Mere Knolls Cemetery
Fulwell shown within Tyne and Wear
|OS grid reference|
|Metropolitan borough||City of Sunderland|
|Metropolitan county||Tyne and Wear|
|Sovereign state||United Kingdom|
|Postcode district||SR5, SR6|
|Fire||Tyne and Wear|
|EU Parliament||North East England|
|UK Parliament||Sunderland Central|
Fulwell is an affluent area and former civil parish in the City of Sunderland and the English county of Tyne and Wear. The parish was abolished in 1928 as a result of the Sunderland Corporation Act, 1927, and the area incorporated into the former County Borough of Sunderland. It borders Seaburn, Southwick, Monkwearmouth, and Roker. Fulwell is located near the district border between Sunderland and South Tyneside. Statistically, Fulwell ward, which includes Seaburn, is the most affluent of the city's 25 wards.
Housing in the area is varied. A large network of streets in the southern area of Fulwell contains many nineteenth-century terraced houses, with a large amount of Victorian architecture. In the northern part of Fulwell, housing consists mostly of semi-detached, inter- and post-war dwellings, with many of the most popular streets constructed in the 1930s. House prices, particularly in the area's eastern and western edges, bordering Seaburn and Newcastle Road respectively, are amongst the highest in the city.
Due to Fulwell's role as an overwhelmingly residential area, economic activity in the ward is mostly restricted to the retail and leisure sectors. Local services centre on the main thoroughfare of Sea Road, where a large shopping parade has been established for many years. A mid-sized Sainsbury's store opened in 2006 at Station Road. There is also a fire station, a public library, a GP clinic and two dental surgeries, and the area is well-served by local bus services as well as by the Tyne and Wear Metro, at Seaburn station. Fulwell is also a popular area for social drinking, with a substantial number of pubs and social clubs.

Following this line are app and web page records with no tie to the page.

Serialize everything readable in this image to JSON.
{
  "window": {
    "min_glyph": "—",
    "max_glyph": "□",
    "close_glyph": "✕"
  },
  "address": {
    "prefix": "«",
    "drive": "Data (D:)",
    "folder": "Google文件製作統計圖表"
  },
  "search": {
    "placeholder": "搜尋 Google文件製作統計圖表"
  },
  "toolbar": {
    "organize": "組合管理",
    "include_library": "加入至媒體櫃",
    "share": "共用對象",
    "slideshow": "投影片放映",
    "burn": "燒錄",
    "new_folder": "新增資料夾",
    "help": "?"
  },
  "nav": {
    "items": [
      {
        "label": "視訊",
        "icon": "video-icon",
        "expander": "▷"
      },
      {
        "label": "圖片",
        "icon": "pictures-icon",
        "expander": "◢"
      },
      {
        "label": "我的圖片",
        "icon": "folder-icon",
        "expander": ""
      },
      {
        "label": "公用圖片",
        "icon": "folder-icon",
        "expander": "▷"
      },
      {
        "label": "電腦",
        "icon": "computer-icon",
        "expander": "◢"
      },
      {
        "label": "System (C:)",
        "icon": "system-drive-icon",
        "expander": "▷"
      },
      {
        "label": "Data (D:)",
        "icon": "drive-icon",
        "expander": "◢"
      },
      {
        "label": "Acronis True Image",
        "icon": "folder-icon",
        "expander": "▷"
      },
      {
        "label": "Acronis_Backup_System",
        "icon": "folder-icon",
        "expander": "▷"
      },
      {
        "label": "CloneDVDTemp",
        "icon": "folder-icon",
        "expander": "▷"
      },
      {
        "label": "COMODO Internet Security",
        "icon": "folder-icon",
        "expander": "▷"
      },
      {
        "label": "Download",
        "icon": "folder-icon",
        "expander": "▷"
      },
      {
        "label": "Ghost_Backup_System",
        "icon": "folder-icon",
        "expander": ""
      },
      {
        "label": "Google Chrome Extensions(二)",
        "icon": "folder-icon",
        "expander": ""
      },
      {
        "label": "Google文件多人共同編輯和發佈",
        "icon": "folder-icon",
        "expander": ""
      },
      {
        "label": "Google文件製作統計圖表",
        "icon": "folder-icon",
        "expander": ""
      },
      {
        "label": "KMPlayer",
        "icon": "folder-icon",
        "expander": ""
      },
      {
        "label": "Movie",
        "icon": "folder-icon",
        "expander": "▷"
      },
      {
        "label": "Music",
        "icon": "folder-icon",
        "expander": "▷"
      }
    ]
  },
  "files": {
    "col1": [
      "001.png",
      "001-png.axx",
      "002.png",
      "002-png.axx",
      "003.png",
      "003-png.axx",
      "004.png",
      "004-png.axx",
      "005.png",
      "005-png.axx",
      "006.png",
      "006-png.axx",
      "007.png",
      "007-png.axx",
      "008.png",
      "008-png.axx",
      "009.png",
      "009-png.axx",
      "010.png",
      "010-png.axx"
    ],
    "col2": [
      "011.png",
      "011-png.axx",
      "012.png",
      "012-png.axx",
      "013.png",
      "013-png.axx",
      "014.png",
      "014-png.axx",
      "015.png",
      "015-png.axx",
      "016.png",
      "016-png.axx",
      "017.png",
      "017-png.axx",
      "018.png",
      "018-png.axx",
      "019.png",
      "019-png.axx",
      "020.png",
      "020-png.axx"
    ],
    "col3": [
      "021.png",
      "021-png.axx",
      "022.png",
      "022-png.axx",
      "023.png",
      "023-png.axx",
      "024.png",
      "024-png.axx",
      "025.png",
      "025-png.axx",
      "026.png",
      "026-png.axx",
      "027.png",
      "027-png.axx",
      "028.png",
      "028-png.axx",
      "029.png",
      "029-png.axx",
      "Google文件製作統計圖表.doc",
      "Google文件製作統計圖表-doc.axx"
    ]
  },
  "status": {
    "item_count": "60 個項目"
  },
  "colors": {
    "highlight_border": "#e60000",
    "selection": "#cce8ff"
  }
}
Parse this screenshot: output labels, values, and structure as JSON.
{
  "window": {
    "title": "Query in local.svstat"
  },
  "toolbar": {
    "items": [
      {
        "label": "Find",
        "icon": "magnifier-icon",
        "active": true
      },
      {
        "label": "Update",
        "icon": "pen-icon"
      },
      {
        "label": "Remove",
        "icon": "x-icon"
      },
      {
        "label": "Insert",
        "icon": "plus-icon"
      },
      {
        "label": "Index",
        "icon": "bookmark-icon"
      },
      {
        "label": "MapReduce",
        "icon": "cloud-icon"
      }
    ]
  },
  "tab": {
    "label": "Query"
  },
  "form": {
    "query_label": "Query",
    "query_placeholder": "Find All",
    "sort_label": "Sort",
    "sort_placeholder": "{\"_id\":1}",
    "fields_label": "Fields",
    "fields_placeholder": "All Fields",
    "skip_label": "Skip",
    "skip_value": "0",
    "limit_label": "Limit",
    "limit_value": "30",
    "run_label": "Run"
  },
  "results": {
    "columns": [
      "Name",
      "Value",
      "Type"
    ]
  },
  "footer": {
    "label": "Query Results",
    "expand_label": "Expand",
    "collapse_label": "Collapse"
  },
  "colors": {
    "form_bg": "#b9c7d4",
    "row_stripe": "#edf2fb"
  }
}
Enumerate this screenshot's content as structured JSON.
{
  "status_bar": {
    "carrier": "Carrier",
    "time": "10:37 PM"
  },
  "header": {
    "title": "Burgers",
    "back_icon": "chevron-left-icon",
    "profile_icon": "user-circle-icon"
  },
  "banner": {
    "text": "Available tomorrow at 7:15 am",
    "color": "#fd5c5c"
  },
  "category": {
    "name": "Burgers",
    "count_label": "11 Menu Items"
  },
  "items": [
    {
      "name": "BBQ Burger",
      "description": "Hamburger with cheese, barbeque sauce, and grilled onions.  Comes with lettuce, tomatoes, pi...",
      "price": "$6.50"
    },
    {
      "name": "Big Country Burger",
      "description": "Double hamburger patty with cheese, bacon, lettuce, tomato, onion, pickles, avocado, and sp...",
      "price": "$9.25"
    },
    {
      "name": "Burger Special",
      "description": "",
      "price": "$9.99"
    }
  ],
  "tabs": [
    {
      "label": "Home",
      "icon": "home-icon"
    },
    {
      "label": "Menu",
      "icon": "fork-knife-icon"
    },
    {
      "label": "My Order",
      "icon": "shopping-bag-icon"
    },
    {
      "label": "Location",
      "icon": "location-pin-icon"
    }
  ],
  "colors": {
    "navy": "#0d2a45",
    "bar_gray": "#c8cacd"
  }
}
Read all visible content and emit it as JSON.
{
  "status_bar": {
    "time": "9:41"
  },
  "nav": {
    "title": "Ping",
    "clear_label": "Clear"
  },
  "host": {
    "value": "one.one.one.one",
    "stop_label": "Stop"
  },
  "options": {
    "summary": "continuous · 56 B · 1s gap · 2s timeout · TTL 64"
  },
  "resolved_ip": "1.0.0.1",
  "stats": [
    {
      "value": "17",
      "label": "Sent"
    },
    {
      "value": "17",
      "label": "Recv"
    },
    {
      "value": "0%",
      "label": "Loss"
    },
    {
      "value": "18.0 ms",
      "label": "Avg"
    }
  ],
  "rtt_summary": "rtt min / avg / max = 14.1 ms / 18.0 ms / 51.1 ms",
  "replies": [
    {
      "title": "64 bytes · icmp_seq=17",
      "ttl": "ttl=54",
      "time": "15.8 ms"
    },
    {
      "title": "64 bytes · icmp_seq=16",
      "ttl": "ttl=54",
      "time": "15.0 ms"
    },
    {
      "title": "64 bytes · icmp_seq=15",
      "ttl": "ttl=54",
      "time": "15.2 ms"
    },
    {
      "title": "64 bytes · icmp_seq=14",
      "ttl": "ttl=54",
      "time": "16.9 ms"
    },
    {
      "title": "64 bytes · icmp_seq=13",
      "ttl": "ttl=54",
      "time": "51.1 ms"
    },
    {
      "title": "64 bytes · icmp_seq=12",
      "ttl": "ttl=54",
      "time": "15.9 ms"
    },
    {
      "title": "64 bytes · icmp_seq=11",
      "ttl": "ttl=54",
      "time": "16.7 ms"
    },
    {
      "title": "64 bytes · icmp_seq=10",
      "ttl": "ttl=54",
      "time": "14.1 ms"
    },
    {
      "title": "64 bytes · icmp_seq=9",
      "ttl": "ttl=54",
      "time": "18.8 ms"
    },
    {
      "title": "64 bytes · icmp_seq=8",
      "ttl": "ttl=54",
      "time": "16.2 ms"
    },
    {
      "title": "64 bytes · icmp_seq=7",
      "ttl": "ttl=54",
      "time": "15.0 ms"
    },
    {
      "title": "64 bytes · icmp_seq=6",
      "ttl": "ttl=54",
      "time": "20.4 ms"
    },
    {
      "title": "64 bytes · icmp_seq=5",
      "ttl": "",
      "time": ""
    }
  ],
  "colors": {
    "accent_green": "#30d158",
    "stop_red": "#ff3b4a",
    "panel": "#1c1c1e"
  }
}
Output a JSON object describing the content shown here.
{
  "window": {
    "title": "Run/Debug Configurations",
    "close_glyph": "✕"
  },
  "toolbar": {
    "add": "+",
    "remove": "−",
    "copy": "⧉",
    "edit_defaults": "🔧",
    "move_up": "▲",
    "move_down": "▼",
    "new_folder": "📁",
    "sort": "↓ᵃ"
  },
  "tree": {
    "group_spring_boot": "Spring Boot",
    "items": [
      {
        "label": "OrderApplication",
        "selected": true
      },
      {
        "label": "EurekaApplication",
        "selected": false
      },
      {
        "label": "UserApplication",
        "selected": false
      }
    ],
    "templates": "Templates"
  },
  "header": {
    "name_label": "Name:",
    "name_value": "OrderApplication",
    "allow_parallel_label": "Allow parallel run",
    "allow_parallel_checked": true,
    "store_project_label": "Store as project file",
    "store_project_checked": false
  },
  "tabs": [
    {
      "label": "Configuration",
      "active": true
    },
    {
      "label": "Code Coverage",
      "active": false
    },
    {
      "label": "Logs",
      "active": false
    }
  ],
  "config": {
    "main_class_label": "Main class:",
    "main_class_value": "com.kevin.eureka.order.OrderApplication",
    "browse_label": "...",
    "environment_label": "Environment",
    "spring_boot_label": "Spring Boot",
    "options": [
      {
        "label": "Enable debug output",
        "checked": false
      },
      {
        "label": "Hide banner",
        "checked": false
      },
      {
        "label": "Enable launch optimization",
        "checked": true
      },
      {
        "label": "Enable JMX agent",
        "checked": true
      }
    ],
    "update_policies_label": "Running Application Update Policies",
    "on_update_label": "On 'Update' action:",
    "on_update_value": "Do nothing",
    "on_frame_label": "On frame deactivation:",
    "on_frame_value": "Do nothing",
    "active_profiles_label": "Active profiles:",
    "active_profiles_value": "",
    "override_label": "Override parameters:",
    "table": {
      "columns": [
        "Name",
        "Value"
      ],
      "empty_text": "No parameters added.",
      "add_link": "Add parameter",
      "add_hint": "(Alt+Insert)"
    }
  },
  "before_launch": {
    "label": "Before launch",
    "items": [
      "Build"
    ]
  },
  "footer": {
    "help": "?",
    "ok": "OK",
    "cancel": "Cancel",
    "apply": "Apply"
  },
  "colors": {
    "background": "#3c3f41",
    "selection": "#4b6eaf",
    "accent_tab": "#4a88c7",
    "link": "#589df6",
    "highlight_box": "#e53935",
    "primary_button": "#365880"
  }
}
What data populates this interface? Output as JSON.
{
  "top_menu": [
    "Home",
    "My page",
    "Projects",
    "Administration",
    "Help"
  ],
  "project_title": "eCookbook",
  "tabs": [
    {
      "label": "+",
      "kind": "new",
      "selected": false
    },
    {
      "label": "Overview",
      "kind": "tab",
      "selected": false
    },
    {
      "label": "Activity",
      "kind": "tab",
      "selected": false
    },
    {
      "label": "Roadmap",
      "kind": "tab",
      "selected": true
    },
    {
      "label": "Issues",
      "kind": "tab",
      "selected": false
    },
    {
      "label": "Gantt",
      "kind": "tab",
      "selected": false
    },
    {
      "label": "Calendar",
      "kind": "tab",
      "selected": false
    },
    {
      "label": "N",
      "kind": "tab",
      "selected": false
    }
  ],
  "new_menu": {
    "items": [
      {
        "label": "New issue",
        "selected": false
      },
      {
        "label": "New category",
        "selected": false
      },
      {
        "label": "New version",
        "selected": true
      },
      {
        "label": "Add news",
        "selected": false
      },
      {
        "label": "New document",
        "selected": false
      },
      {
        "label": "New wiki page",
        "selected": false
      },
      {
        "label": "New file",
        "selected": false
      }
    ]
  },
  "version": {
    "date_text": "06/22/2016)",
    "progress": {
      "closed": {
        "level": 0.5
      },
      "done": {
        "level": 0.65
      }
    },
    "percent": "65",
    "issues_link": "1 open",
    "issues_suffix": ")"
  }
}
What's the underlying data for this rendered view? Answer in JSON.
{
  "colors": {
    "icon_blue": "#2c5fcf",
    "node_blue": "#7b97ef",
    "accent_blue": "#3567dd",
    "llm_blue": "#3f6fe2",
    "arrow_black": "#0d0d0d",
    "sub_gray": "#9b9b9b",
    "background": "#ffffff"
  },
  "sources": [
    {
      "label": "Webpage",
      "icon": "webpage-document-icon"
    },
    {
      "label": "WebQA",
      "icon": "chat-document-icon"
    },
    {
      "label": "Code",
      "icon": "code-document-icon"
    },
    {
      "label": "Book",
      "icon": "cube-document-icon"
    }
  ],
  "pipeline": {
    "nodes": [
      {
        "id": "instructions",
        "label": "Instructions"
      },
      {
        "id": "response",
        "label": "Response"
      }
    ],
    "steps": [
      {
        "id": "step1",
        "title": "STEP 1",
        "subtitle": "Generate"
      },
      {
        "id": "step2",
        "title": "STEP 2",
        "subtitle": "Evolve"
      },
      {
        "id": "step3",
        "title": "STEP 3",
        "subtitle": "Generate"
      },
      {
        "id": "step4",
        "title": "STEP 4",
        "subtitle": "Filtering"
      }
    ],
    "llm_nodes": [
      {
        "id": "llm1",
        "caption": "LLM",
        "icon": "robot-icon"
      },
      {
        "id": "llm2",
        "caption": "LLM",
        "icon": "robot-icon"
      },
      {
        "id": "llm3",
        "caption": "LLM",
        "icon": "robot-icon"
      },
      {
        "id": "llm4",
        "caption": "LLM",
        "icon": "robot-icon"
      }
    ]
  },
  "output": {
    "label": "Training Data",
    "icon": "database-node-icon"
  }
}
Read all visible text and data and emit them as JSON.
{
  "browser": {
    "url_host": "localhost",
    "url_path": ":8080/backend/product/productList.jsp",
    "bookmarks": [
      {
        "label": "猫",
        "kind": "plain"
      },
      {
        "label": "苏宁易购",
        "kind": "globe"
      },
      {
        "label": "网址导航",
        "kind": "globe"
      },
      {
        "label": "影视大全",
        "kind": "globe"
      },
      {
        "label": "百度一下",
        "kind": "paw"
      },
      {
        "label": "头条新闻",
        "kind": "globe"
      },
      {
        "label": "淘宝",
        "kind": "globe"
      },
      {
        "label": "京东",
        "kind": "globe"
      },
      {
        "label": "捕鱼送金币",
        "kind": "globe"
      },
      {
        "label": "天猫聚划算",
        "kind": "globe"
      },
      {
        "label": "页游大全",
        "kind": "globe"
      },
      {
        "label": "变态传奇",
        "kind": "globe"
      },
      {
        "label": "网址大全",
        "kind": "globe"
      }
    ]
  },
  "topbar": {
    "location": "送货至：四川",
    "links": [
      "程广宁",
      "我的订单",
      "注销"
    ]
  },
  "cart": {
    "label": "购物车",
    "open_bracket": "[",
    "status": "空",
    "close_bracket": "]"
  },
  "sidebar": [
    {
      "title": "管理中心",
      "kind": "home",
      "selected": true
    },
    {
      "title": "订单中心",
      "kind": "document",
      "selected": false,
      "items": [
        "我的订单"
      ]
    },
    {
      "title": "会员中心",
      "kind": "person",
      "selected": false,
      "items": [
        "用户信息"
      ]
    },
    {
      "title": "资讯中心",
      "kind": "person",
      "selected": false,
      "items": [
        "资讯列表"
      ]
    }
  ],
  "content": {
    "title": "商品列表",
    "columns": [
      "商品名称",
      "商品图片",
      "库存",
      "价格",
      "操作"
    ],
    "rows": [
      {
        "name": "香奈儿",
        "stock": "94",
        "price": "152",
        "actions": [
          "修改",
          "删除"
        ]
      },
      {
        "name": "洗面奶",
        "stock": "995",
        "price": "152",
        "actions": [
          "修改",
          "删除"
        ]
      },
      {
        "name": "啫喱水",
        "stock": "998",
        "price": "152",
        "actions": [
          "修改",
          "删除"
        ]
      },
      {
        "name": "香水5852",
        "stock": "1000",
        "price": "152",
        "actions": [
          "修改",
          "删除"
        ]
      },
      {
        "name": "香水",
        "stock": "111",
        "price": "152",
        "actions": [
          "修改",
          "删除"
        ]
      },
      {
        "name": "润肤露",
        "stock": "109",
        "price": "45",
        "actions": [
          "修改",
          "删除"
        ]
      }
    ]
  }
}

Fulwell was primarily a farming village until it became part of the urban sprawl of industrial Sunderland in the nineteenth century. Relics of this agricultural past still survive in the form of three windmills, including the 19th century Fulwell Mill, the only working windmill in the United Kingdom featuring a stone reefing stage (a design-feature peculiar to mills in north-east England, equivalent to the gallery found on other mills). The mill, built in 1808, was restored to working order between 1996 and 2001 after over half-a-century out of use, and celebrated its bicentenary in 2008. In late 2011, however, the sails and cap suffered severe storm damage.
Politically, Fulwell has long been regarded as a staunch Conservative ward in a region of traditional Labour strength. Since the ward's creation it has always had at least one Conservative party councillor, and is currently represented on Sunderland City Council by three Conservative councillors.
- "Fulwell Civil Parish and Township: Parish-level Unit". A Vision of Britain Through Time. University of Portsmouth. Retrieved 14 May 2012.
- "Tyne and Wear Research".
- Sunderland Echo - Storm-hit windmill faces £150,000 repair bill